Directions for this task: Repeat all of the records exactly, leaving out the pictures.

(Items from an interface collection)
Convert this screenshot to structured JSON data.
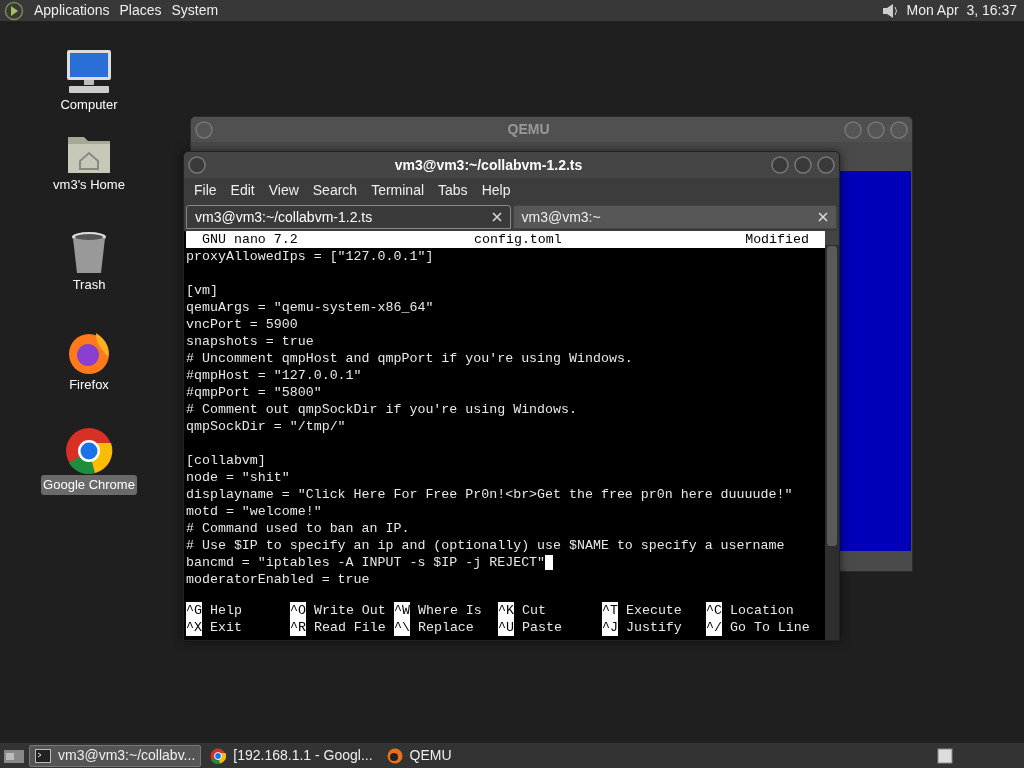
{
  "top_panel": {
    "menus": [
      "Applications",
      "Places",
      "System"
    ],
    "clock": "Mon Apr  3, 16:37"
  },
  "desktop_icons": [
    {
      "label": "Computer",
      "kind": "computer",
      "selected": false
    },
    {
      "label": "vm3's Home",
      "kind": "home",
      "selected": false
    },
    {
      "label": "Trash",
      "kind": "trash",
      "selected": false
    },
    {
      "label": "Firefox",
      "kind": "firefox",
      "selected": false
    },
    {
      "label": "Google Chrome",
      "kind": "chrome",
      "selected": true
    }
  ],
  "qemu_window": {
    "title": "QEMU"
  },
  "terminal": {
    "title": "vm3@vm3:~/collabvm-1.2.ts",
    "menu": [
      "File",
      "Edit",
      "View",
      "Search",
      "Terminal",
      "Tabs",
      "Help"
    ],
    "tabs": [
      {
        "label": "vm3@vm3:~/collabvm-1.2.ts",
        "selected": true
      },
      {
        "label": "vm3@vm3:~",
        "selected": false
      }
    ],
    "nano": {
      "version": "GNU nano 7.2",
      "filename": "config.toml",
      "status": "Modified",
      "lines": [
        {
          "kind": "text",
          "text": "proxyAllowedIps = [\"127.0.0.1\"]",
          "cursor": false
        },
        {
          "kind": "blank",
          "cursor": false
        },
        {
          "kind": "text",
          "text": "[vm]",
          "cursor": false
        },
        {
          "kind": "text",
          "text": "qemuArgs = \"qemu-system-x86_64\"",
          "cursor": false
        },
        {
          "kind": "text",
          "text": "vncPort = 5900",
          "cursor": false
        },
        {
          "kind": "text",
          "text": "snapshots = true",
          "cursor": false
        },
        {
          "kind": "text",
          "text": "# Uncomment qmpHost and qmpPort if you're using Windows.",
          "cursor": false
        },
        {
          "kind": "text",
          "text": "#qmpHost = \"127.0.0.1\"",
          "cursor": false
        },
        {
          "kind": "text",
          "text": "#qmpPort = \"5800\"",
          "cursor": false
        },
        {
          "kind": "text",
          "text": "# Comment out qmpSockDir if you're using Windows.",
          "cursor": false
        },
        {
          "kind": "text",
          "text": "qmpSockDir = \"/tmp/\"",
          "cursor": false
        },
        {
          "kind": "blank",
          "cursor": false
        },
        {
          "kind": "text",
          "text": "[collabvm]",
          "cursor": false
        },
        {
          "kind": "text",
          "text": "node = \"shit\"",
          "cursor": false
        },
        {
          "kind": "text",
          "text": "displayname = \"Click Here For Free Pr0n!<br>Get the free pr0n here duuuude!\"",
          "cursor": false
        },
        {
          "kind": "text",
          "text": "motd = \"welcome!\"",
          "cursor": false
        },
        {
          "kind": "text",
          "text": "# Command used to ban an IP.",
          "cursor": false
        },
        {
          "kind": "text",
          "text": "# Use $IP to specify an ip and (optionally) use $NAME to specify a username",
          "cursor": false
        },
        {
          "kind": "text",
          "text": "bancmd = \"iptables -A INPUT -s $IP -j REJECT\"",
          "cursor": true
        },
        {
          "kind": "text",
          "text": "moderatorEnabled = true",
          "cursor": false
        }
      ],
      "shortcuts": [
        {
          "key": "^G",
          "label": "Help"
        },
        {
          "key": "^O",
          "label": "Write Out"
        },
        {
          "key": "^W",
          "label": "Where Is"
        },
        {
          "key": "^K",
          "label": "Cut"
        },
        {
          "key": "^T",
          "label": "Execute"
        },
        {
          "key": "^C",
          "label": "Location"
        },
        {
          "key": "^X",
          "label": "Exit"
        },
        {
          "key": "^R",
          "label": "Read File"
        },
        {
          "key": "^\\",
          "label": "Replace"
        },
        {
          "key": "^U",
          "label": "Paste"
        },
        {
          "key": "^J",
          "label": "Justify"
        },
        {
          "key": "^/",
          "label": "Go To Line"
        }
      ]
    }
  },
  "taskbar": {
    "items": [
      {
        "label": "vm3@vm3:~/collabv...",
        "kind": "terminal",
        "selected": true
      },
      {
        "label": "[192.168.1.1 - Googl...",
        "kind": "chrome",
        "selected": false
      },
      {
        "label": "QEMU",
        "kind": "qemu",
        "selected": false
      }
    ]
  }
}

Exercise output:
Convert this screenshot to structured JSON data.
{
  "top_panel": {
    "menus": [
      "Applications",
      "Places",
      "System"
    ],
    "clock": "Mon Apr  3, 16:37"
  },
  "desktop_icons": [
    {
      "label": "Computer",
      "kind": "computer",
      "selected": false
    },
    {
      "label": "vm3's Home",
      "kind": "home",
      "selected": false
    },
    {
      "label": "Trash",
      "kind": "trash",
      "selected": false
    },
    {
      "label": "Firefox",
      "kind": "firefox",
      "selected": false
    },
    {
      "label": "Google Chrome",
      "kind": "chrome",
      "selected": true
    }
  ],
  "qemu_window": {
    "title": "QEMU"
  },
  "terminal": {
    "title": "vm3@vm3:~/collabvm-1.2.ts",
    "menu": [
      "File",
      "Edit",
      "View",
      "Search",
      "Terminal",
      "Tabs",
      "Help"
    ],
    "tabs": [
      {
        "label": "vm3@vm3:~/collabvm-1.2.ts",
        "selected": true
      },
      {
        "label": "vm3@vm3:~",
        "selected": false
      }
    ],
    "nano": {
      "version": "GNU nano 7.2",
      "filename": "config.toml",
      "status": "Modified",
      "lines": [
        {
          "kind": "text",
          "text": "proxyAllowedIps = [\"127.0.0.1\"]",
          "cursor": false
        },
        {
          "kind": "blank",
          "cursor": false
        },
        {
          "kind": "text",
          "text": "[vm]",
          "cursor": false
        },
        {
          "kind": "text",
          "text": "qemuArgs = \"qemu-system-x86_64\"",
          "cursor": false
        },
        {
          "kind": "text",
          "text": "vncPort = 5900",
          "cursor": false
        },
        {
          "kind": "text",
          "text": "snapshots = true",
          "cursor": false
        },
        {
          "kind": "text",
          "text": "# Uncomment qmpHost and qmpPort if you're using Windows.",
          "cursor": false
        },
        {
          "kind": "text",
          "text": "#qmpHost = \"127.0.0.1\"",
          "cursor": false
        },
        {
          "kind": "text",
          "text": "#qmpPort = \"5800\"",
          "cursor": false
        },
        {
          "kind": "text",
          "text": "# Comment out qmpSockDir if you're using Windows.",
          "cursor": false
        },
        {
          "kind": "text",
          "text": "qmpSockDir = \"/tmp/\"",
          "cursor": false
        },
        {
          "kind": "blank",
          "cursor": false
        },
        {
          "kind": "text",
          "text": "[collabvm]",
          "cursor": false
        },
        {
          "kind": "text",
          "text": "node = \"shit\"",
          "cursor": false
        },
        {
          "kind": "text",
          "text": "displayname = \"Click Here For Free Pr0n!<br>Get the free pr0n here duuuude!\"",
          "cursor": false
        },
        {
          "kind": "text",
          "text": "motd = \"welcome!\"",
          "cursor": false
        },
        {
          "kind": "text",
          "text": "# Command used to ban an IP.",
          "cursor": false
        },
        {
          "kind": "text",
          "text": "# Use $IP to specify an ip and (optionally) use $NAME to specify a username",
          "cursor": false
        },
        {
          "kind": "text",
          "text": "bancmd = \"iptables -A INPUT -s $IP -j REJECT\"",
          "cursor": true
        },
        {
          "kind": "text",
          "text": "moderatorEnabled = true",
          "cursor": false
        }
      ],
      "shortcuts": [
        {
          "key": "^G",
          "label": "Help"
        },
        {
          "key": "^O",
          "label": "Write Out"
        },
        {
          "key": "^W",
          "label": "Where Is"
        },
        {
          "key": "^K",
          "label": "Cut"
        },
        {
          "key": "^T",
          "label": "Execute"
        },
        {
          "key": "^C",
          "label": "Location"
        },
        {
          "key": "^X",
          "label": "Exit"
        },
        {
          "key": "^R",
          "label": "Read File"
        },
        {
          "key": "^\\",
          "label": "Replace"
        },
        {
          "key": "^U",
          "label": "Paste"
        },
        {
          "key": "^J",
          "label": "Justify"
        },
        {
          "key": "^/",
          "label": "Go To Line"
        }
      ]
    }
  },
  "taskbar": {
    "items": [
      {
        "label": "vm3@vm3:~/collabv...",
        "kind": "terminal",
        "selected": true
      },
      {
        "label": "[192.168.1.1 - Googl...",
        "kind": "chrome",
        "selected": false
      },
      {
        "label": "QEMU",
        "kind": "qemu",
        "selected": false
      }
    ]
  }
}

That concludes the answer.